When people think of the ADA they often think of elevators in buildings, reserved spaces in parking lots, and lifts on buses. However, the ADA accessibility requirements also apply to programs offered on the Internet. As the United States Department of Justice clarifies ("ADA Accessibility," 1997), "Covered entities that use the Internet for communications regarding their programs, goods, or services must be prepared to offer those communications through accessible means as well." At the postsecondary level, the content of websites must be accessible to visitors with disabilities. For example, a blind student using a screen reader and voice synthesizer must be assured access to the content of web pages in text format.

People who feel they have been discriminated against can approach the campus ADA compliance officer and/or file a lawsuit. For example, people with disabilities have filed complaints with the Office of Civil Rights and/or sued postsecondary programs because they were denied the opportunity to take a course, to participate in a co-op activity, or to submit an assignment in an alternative form. In some settlement agreements postsecondary institutions have agreed to a make a broad range of programs and facilities more accessible to people with disabilities, including academic programs, dining and living facilities, and social aspects of campus life. Professional testing programs have also been required by the Department of Justice to provide sign language interpreters, assistive listening devices, and alternative formats to students taking these exams, as well as preparation courses for the examinations. Enforcement agencies encourage informal mediation and voluntary compliance.

Section 504 also specifies that universities may not limit the number of students with disabilities admitted or make preadmission inquiries as to whether or not an applicant has a disability.
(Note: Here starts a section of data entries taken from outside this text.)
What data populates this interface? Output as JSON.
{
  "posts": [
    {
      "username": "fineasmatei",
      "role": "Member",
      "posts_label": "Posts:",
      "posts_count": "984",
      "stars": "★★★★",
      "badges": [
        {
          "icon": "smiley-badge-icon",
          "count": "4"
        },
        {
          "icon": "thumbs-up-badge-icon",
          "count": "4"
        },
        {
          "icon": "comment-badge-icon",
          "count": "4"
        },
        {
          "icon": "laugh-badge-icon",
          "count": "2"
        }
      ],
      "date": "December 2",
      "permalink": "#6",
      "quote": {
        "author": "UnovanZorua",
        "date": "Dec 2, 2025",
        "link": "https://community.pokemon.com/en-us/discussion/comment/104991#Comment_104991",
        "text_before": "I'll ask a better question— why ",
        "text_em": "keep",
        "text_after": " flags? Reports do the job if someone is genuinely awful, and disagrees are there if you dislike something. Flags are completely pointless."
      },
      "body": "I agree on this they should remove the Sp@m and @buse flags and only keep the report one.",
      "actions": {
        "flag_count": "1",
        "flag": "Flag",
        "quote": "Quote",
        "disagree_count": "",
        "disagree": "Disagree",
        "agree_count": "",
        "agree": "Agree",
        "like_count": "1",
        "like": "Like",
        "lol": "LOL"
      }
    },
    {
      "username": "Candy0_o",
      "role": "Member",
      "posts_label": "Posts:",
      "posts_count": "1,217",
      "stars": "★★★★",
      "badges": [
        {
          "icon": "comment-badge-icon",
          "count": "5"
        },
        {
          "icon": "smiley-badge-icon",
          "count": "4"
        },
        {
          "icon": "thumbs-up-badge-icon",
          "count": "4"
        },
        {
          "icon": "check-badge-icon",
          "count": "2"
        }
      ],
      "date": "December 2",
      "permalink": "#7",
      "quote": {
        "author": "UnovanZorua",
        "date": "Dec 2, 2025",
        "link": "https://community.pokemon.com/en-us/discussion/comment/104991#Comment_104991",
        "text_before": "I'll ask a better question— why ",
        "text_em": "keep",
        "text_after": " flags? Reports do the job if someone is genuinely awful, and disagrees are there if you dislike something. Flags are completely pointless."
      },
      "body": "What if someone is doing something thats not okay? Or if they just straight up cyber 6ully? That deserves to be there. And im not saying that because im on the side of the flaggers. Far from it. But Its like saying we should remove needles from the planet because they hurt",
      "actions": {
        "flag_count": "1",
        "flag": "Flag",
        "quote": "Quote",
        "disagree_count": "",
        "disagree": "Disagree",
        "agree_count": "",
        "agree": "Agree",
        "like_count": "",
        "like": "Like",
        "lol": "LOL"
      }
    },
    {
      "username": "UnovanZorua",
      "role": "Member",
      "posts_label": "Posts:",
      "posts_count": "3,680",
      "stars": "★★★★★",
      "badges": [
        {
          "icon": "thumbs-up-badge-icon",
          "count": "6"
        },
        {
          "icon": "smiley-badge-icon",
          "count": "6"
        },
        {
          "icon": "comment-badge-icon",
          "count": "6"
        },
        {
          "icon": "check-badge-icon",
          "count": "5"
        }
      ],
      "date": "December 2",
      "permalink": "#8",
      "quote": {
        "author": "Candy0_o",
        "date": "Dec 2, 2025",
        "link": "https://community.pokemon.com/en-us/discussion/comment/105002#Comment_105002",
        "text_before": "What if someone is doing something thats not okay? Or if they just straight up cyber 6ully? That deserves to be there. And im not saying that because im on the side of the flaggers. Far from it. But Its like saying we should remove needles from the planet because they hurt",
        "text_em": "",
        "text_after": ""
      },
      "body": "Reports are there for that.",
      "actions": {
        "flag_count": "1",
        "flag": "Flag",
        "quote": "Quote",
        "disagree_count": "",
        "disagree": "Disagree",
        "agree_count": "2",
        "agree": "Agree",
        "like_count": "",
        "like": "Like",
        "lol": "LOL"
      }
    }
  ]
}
In addition, universities cannot use admission tests or other criteria that inadequately measure the academic qualifications of students with disabilities because special provisions to take the tests were not made, exclude a qualified student with a disability from any course of study, or establish rules and policies that may adversely affect students with disabilities.
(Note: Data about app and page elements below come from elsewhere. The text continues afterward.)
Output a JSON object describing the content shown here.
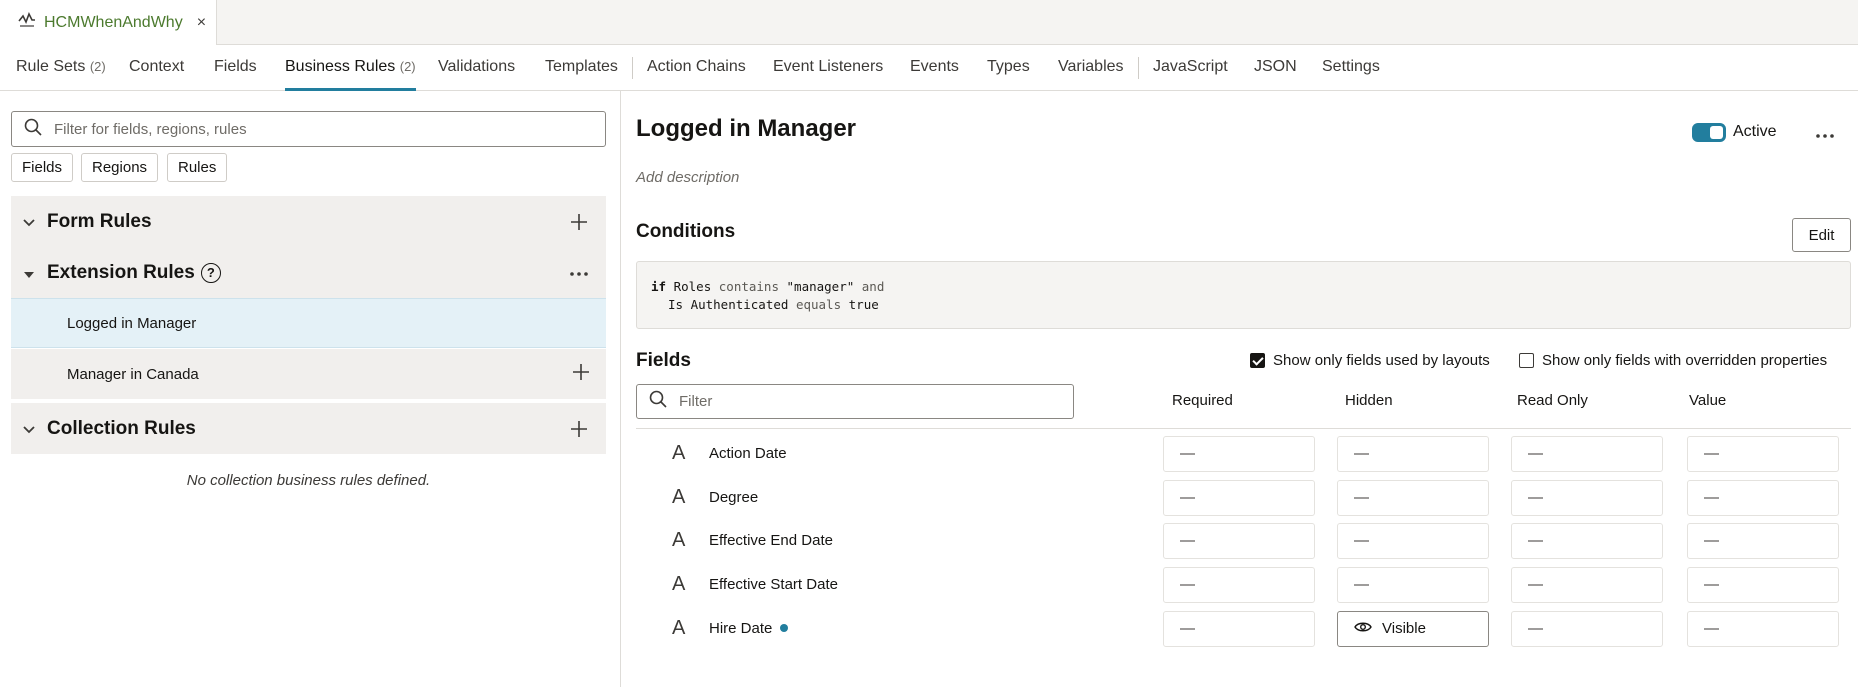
{
  "file_tab": {
    "label": "HCMWhenAndWhy",
    "close": "×"
  },
  "nav": {
    "tabs": [
      {
        "label": "Rule Sets",
        "count": "(2)"
      },
      {
        "label": "Context"
      },
      {
        "label": "Fields"
      },
      {
        "label": "Business Rules",
        "count": "(2)",
        "active": true
      },
      {
        "label": "Validations"
      },
      {
        "label": "Templates"
      },
      {
        "label": "Action Chains"
      },
      {
        "label": "Event Listeners"
      },
      {
        "label": "Events"
      },
      {
        "label": "Types"
      },
      {
        "label": "Variables"
      },
      {
        "label": "JavaScript"
      },
      {
        "label": "JSON"
      },
      {
        "label": "Settings"
      }
    ]
  },
  "left": {
    "search_placeholder": "Filter for fields, regions, rules",
    "chips": [
      "Fields",
      "Regions",
      "Rules"
    ],
    "form_rules": {
      "title": "Form Rules"
    },
    "extension_rules": {
      "title": "Extension Rules",
      "help": "?"
    },
    "rules": [
      {
        "label": "Logged in Manager"
      },
      {
        "label": "Manager in Canada"
      }
    ],
    "collection_rules": {
      "title": "Collection Rules",
      "empty": "No collection business rules defined."
    }
  },
  "detail": {
    "title": "Logged in Manager",
    "status": "Active",
    "status_on": true,
    "description_placeholder": "Add description",
    "conditions_title": "Conditions",
    "edit_label": "Edit",
    "condition": {
      "line1": {
        "kw": "if",
        "field": "Roles",
        "op": "contains",
        "value": "\"manager\"",
        "join": "and"
      },
      "line2": {
        "field": "Is Authenticated",
        "op": "equals",
        "value": "true"
      }
    },
    "fields_title": "Fields",
    "show_used_label": "Show only fields used by layouts",
    "show_used_checked": true,
    "show_overridden_label": "Show only fields with overridden properties",
    "show_overridden_checked": false,
    "filter_placeholder": "Filter",
    "columns": [
      "Required",
      "Hidden",
      "Read Only",
      "Value"
    ],
    "rows": [
      {
        "name": "Action Date",
        "required": "—",
        "hidden": "—",
        "read_only": "—",
        "value": "—"
      },
      {
        "name": "Degree",
        "required": "—",
        "hidden": "—",
        "read_only": "—",
        "value": "—"
      },
      {
        "name": "Effective End Date",
        "required": "—",
        "hidden": "—",
        "read_only": "—",
        "value": "—"
      },
      {
        "name": "Effective Start Date",
        "required": "—",
        "hidden": "—",
        "read_only": "—",
        "value": "—"
      },
      {
        "name": "Hire Date",
        "modified": true,
        "required": "—",
        "hidden": "Visible",
        "read_only": "—",
        "value": "—"
      }
    ]
  },
  "icons": {
    "file_tab": "rule-set-icon",
    "search": "search-icon",
    "field_type": "text-field-icon",
    "visible": "eye-icon"
  },
  "colors": {
    "accent": "#227e9e",
    "file_tab_text": "#4c7a2e",
    "selected_row": "#e4f1f7"
  }
}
Section 508 of the Rehabilitation Act

To ensure that the federal government would not perpetuate the discrimination that the vocational rehabilitation system was designed to mitigate, on August 7, 1998, Congress amended Section 508 of the Rehabilitation Act (19 U.S.C. 794d) to expand the federal government's responsibility to provide electronic and information technology that is accessible to, and usable by, people with disabilities.
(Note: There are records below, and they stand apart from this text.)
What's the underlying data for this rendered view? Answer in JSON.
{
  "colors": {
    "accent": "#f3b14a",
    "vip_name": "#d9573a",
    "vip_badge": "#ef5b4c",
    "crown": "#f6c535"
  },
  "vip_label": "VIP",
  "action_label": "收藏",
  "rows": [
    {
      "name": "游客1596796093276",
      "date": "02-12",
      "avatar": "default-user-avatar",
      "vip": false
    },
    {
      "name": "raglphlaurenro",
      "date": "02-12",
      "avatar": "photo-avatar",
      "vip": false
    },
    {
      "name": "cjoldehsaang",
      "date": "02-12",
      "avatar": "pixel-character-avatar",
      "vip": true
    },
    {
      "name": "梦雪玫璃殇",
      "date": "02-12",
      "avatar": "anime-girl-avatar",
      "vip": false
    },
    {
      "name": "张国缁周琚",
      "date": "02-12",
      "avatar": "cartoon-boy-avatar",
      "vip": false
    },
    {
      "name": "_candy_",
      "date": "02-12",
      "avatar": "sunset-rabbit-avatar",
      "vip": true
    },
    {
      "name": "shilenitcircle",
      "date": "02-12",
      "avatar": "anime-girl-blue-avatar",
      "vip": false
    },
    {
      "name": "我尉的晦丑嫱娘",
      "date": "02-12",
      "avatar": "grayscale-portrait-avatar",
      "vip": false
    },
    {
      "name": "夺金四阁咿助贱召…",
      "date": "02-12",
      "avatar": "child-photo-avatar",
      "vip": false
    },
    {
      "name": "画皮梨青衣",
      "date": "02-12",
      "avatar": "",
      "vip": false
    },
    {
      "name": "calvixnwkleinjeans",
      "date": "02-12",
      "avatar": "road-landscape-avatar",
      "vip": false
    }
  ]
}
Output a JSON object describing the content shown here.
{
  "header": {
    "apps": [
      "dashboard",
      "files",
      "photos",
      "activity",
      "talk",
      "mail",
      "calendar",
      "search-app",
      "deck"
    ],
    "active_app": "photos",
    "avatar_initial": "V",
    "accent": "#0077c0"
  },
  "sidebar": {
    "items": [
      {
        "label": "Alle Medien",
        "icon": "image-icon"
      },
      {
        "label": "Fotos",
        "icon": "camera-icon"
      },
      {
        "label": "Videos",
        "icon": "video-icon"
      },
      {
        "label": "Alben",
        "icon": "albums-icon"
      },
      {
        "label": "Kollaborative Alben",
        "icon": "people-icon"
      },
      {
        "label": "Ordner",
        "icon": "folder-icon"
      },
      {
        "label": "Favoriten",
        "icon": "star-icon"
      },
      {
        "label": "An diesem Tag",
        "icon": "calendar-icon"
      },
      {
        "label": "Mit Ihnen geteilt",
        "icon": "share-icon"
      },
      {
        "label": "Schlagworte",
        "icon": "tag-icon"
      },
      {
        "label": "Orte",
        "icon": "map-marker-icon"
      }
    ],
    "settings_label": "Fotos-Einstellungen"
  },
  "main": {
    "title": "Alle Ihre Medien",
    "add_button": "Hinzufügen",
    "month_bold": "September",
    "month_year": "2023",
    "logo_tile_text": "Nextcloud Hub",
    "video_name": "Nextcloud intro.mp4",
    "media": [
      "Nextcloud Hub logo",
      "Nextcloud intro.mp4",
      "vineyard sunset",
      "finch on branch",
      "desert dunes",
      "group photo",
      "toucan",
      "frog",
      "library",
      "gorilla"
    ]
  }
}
Section 508 requires federal departments or agencies that develop, procure, maintain, or use electronic and information technology to ensure that the electronic and information technology is accessible. Section 508 requires that individuals with disabilities seeking information or services from a federal department or agency have access to and use of information and data comparable to that provided to individuals without disabilities. For example, government websites must provide access for blind users who use speech output systems. If any video clips are used, they must have captions and descriptions. Visual images should also be audio-described so that people who are blind or deaf have equal access.

In response to Section 508, the Access Board created accessibility standards for information technology. Although developed for federal agencies, they have been adopted by some postsecondary institutions to assure the accessibility of information procured, developed, and used on campus.

Conclusion

To sum up, federal legislation requires that we accept otherwise qualified students with disabilities into our academic programs. Additionally, we should work with students to identify and implement reasonable accommodations that will grant them access to educational opportunities. There are experienced staff on campus to assist instructors and other staffin understanding the effects of disabilities and of state, federal, and other relevant legislation. With your cooperation, and that of students, accommodation strategies can be determined and implemented successfully.